If you work for a temporary employment agency, the agency, the “temp agency”, is your employer. When they have work available, you’ll be given an assignment--maybe seasonal work, maybe subbing for someone on vacation—and at some point your assignment will end. You’ve got to let the temp agency know within three days of when the assignment ends so they will know you’re available and will know to look for another opening for you. In fact, if you don’t let them know, you’ll probably lose your job. It’s considered a “voluntary quit”, and under Iowa law, when you voluntarily quit your job, you’re ineligible for unemployment benefits.
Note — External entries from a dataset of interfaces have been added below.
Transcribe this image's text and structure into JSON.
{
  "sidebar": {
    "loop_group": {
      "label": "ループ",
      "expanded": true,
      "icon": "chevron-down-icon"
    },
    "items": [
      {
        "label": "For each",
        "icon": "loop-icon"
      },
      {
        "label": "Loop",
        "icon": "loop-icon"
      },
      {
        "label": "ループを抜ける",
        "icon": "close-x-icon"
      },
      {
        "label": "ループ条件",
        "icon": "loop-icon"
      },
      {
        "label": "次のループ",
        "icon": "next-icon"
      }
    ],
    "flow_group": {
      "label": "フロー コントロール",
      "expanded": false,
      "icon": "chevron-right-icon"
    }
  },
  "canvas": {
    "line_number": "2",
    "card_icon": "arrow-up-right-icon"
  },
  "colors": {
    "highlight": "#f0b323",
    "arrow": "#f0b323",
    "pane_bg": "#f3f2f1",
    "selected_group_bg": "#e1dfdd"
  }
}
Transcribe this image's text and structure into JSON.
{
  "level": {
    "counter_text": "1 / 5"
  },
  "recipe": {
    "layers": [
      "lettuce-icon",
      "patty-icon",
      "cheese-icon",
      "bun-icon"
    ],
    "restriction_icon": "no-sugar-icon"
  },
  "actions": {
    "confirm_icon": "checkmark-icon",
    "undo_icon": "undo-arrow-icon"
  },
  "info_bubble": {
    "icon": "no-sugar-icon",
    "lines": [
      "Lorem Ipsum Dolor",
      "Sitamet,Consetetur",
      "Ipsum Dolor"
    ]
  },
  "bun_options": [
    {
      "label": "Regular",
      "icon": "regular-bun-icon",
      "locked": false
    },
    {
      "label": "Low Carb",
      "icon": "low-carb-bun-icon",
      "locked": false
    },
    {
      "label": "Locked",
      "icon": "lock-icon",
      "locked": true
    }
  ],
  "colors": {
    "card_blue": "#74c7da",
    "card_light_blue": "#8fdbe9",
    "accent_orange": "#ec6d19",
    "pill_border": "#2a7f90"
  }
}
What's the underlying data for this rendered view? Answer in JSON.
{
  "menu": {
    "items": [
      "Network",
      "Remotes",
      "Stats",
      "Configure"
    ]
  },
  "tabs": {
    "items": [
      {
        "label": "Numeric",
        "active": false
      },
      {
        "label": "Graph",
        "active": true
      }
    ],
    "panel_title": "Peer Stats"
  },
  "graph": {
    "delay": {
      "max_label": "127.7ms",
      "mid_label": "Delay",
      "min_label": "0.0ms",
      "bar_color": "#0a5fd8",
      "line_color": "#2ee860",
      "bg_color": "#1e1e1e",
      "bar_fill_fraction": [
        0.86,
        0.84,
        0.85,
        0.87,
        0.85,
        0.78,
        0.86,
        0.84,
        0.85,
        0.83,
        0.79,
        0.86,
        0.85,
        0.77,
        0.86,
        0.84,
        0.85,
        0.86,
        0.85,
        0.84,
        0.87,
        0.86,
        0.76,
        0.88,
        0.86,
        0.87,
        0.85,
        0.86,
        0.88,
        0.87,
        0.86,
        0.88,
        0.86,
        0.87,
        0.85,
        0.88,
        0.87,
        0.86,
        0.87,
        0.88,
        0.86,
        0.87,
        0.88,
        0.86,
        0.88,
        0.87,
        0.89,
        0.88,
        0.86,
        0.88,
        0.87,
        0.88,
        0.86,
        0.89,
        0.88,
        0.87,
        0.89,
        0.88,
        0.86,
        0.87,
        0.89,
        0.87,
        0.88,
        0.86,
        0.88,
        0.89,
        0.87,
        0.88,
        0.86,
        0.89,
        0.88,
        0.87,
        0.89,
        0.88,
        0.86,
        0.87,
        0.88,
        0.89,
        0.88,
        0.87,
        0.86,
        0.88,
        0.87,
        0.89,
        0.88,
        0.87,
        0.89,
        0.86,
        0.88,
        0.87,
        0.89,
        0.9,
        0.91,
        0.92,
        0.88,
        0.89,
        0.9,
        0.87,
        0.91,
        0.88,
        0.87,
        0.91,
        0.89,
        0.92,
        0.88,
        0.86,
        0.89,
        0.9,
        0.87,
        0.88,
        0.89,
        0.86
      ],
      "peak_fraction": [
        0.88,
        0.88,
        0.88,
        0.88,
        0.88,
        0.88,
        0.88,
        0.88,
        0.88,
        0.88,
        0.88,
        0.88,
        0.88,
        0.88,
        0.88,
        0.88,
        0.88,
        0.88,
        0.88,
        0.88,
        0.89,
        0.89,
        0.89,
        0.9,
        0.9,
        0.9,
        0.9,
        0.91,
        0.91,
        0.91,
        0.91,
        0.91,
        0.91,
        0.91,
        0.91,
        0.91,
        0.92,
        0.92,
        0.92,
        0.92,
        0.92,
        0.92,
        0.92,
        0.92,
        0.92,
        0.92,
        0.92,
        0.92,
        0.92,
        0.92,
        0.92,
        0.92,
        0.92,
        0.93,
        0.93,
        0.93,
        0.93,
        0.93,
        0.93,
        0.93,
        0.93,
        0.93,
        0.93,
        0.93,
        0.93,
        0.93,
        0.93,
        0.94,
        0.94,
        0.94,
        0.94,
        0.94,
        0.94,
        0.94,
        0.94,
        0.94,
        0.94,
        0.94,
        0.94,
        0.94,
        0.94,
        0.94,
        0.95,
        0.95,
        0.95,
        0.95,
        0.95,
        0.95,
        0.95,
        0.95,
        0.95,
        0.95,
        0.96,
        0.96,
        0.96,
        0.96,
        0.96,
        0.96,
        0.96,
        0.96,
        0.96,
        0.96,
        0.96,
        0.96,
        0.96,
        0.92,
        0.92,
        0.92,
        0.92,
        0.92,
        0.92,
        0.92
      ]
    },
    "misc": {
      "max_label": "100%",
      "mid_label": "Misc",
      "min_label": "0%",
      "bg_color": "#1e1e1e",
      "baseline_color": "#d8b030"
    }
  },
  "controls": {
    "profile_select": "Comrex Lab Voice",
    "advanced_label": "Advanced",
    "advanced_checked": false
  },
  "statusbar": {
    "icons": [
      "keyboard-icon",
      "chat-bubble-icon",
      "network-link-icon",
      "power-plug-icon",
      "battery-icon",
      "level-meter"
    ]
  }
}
But here’s the thing: if you’ve lost your job because you didn’t notify your temp agency within three days, it might still be worth it to apply for unemployment benefits. It’s up to Iowa Workforce Development to determine whether or not you’re eligible, and if they find you ineligible you can appeal. At the appeal hearing, it’s up to your employer to show that you voluntarily quit. In order to do this, it has to not only show that you failed to provide notice of availability within three days of an assignment ending, it also has to show that it complied with certain requirements: that it gave you written notice of the three-day rule, that you read and signed a document that contained “a clear and concise explanation of the notification requirement and the consequences of a failure to notify”, that that document was separate from general employment contracts, and that you were provided with a signed copy of the document.
So if there’s no evidence that you signed a document, or no evidence that you were provided a copy of the signed document, or the document you signed was integrated into your employment contract rather than separate, or the document wasn’t clear and concise, you ought to be eligible for unemployment benefits. It isn’t enough to get a clear and concise brochure after you signed a complying document. If the document you signed is a single-spaced sheet of paper that basically quotes the law verbatim, it’s not clear or concise enough. And if the document neglects to mention the three day deadline, it’s not good enough either.
And even if your employer complies with all of these requirements, it’s still up to them to show they complied. If your employer doesn’t show up to the hearing, it won’t be able to give evidence, and that’s a hundred points in your favor.
The point is that if you were fired from a temp agency for failing to give notice of availability within three days, you’ve still got a lifeline for unemployment benefits. But you’ve got to take that first step and apply. I like to say to my clients, "Help me to help you." If we can help you, call the Lombardi Law Firm to speak with attorneys Steve Lombardi and Katrina Schaefer. We can be reached at 515-222-1110 or by emailing us at [email protected] and [email protected] We look forward to your call.